What the Bible says about fathers and families?
The importance of families and the critical role of fathers are seen throughout the Bible. The concept of family is central to God’s plan for his creation and its restoration. The Bible teaches that relationships, like creation itself, were affected, disrupted and dislocated by sin in the Garden (the book of Genesis describes what happened). But God sustained his people in families and sought to restore them to their rightful place and adopt them into his own family (Paul’s letter to the Ephesians 1:4-5 talks about this). He continues to do so in spite of the curse that has been placed on family relationships as a result of sin, and the struggle that ensues between men and women (Gen 3:16). God’s plan to rescue his people ultimately involves family – his family!
Throughout the pages of the Old and New Testaments, family is important. The nation of Israel was one family, descended from Abraham. Within the nation that would rise up as a result of God’s promise to Abraham, there would be tribes defined around family lines and ultimately families within the family, all linked through fathers. Fathers are central to families in the Bible. Marriage in turn is seen as necessary to create a nuclear family – a man and woman, committed to each other in a covenant relationship, who seek to have and raise godly children (Mal 2:14-15).
Some practical implications
I can’t cover lots of implications in one post (but I might over a series of posts). There are many places I could turn to in the Bible for guidance, but there can be no better place than the advice that God gave to Moses to pass on to the Israelites in the desert before they entered the Promised Land. Having exhorted them to fear God and obey his commandments and to take care how they live (Deut 6:1-3), God gives instructions on how this is to be done within their families.
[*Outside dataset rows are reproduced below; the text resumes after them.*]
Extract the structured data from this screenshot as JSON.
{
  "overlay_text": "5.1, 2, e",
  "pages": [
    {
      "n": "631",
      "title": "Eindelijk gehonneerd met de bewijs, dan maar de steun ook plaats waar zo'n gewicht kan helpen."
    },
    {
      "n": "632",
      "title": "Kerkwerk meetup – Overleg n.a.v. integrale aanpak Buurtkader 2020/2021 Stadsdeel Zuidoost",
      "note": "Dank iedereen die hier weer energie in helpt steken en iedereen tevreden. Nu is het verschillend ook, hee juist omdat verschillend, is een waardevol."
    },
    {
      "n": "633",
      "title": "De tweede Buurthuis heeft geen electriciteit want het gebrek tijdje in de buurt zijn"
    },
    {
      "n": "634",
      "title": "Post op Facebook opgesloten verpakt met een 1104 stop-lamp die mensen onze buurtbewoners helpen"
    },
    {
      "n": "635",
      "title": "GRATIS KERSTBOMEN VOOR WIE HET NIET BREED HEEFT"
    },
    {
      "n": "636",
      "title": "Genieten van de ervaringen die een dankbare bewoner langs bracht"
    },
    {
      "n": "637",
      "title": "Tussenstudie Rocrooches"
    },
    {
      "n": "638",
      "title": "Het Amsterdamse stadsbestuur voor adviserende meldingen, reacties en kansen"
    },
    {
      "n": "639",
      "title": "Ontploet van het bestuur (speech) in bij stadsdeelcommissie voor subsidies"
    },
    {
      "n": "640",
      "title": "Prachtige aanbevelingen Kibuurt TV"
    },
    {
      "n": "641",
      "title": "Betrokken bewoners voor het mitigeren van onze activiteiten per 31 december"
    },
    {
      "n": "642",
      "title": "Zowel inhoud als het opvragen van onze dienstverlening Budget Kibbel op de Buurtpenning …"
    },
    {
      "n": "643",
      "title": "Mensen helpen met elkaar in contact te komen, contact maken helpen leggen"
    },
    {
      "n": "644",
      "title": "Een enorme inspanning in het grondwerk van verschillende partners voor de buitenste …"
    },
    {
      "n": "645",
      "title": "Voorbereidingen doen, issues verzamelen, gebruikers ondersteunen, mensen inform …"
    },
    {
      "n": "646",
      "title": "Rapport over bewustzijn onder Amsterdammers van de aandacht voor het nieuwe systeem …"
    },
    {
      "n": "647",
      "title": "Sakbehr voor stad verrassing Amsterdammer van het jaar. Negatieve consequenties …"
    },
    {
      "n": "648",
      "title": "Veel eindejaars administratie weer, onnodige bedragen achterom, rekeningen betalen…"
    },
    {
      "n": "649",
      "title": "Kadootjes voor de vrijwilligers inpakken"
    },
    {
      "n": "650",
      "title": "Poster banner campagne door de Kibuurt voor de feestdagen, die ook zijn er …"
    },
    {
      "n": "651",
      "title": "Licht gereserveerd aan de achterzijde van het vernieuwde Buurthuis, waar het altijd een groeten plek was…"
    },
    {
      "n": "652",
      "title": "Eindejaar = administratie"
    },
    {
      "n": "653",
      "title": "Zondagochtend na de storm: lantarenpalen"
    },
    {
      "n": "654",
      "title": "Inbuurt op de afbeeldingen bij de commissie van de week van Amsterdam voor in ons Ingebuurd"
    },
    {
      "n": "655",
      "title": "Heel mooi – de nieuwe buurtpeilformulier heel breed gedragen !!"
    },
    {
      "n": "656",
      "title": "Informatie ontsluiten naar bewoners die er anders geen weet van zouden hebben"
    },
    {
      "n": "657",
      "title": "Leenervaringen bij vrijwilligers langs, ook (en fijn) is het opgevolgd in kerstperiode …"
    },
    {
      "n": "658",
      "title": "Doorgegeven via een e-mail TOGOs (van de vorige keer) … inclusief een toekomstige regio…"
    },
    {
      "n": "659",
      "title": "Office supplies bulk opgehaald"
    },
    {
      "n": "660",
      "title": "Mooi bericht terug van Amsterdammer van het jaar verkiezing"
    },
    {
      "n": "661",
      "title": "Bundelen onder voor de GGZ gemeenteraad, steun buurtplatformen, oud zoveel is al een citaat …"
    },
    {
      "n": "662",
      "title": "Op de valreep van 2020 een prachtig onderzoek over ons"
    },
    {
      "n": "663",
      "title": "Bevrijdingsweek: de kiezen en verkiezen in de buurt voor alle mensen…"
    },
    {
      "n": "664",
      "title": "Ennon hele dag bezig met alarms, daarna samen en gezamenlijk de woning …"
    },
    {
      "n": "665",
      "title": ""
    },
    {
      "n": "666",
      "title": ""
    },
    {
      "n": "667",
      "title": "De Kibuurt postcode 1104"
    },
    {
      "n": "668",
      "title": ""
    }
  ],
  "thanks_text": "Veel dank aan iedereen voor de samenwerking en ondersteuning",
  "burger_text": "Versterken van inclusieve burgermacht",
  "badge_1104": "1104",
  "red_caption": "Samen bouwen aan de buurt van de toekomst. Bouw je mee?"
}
“Hear, O Israel: The LORD our God, the LORD is one. You shall love the LORD your God with all your heart and with all your soul and with all your might. And these words that I command you today shall be on your heart. You shall teach them diligently to your children, and shall talk of them when you sit in your house, and when you walk by the way, and when you lie down, and when you rise. You shall bind them as a sign on your hand, and they shall be as frontlets between your eyes. You shall write them on the doorposts of your house
and on your gates.” (Deut 6:4-9)
God expected the men of Israel to obey his commandments and to love him with all of their being – heart, soul and strength. He also expected them to teach God’s commands and expectations to their children in the ‘everydayness’ of life. To talk about God when they sat together at home, when they walked from place to place, when they were preparing for bed and rest, and when they rose in the morning. They were to speak of God’s ways, to wear the words of God’s law on their foreheads (no I’m not about to suggest we re-introduce this practice that is still followed by some Jewish people), and write them on the doorposts and entrances to their houses, so that they would not forget them and so that they could teach them even more effectively to their children.
Here is a picture of a father with a right view of God, who trusts, obeys and serves his God and who seeks to teach his children to understand the wisdom of God and to follow him. This is also a picture of an involved father. If we were to translate this biblical picture into contemporary terms, we would see a father who seeks to obey and honour God, who sets a good example for his family, who models what it is to be a child of God. Such a father spends time with his children (indeed will ‘waste’ time with them), listens to them and shares godly wisdom at meal times, while resting, while together at home, while travelling.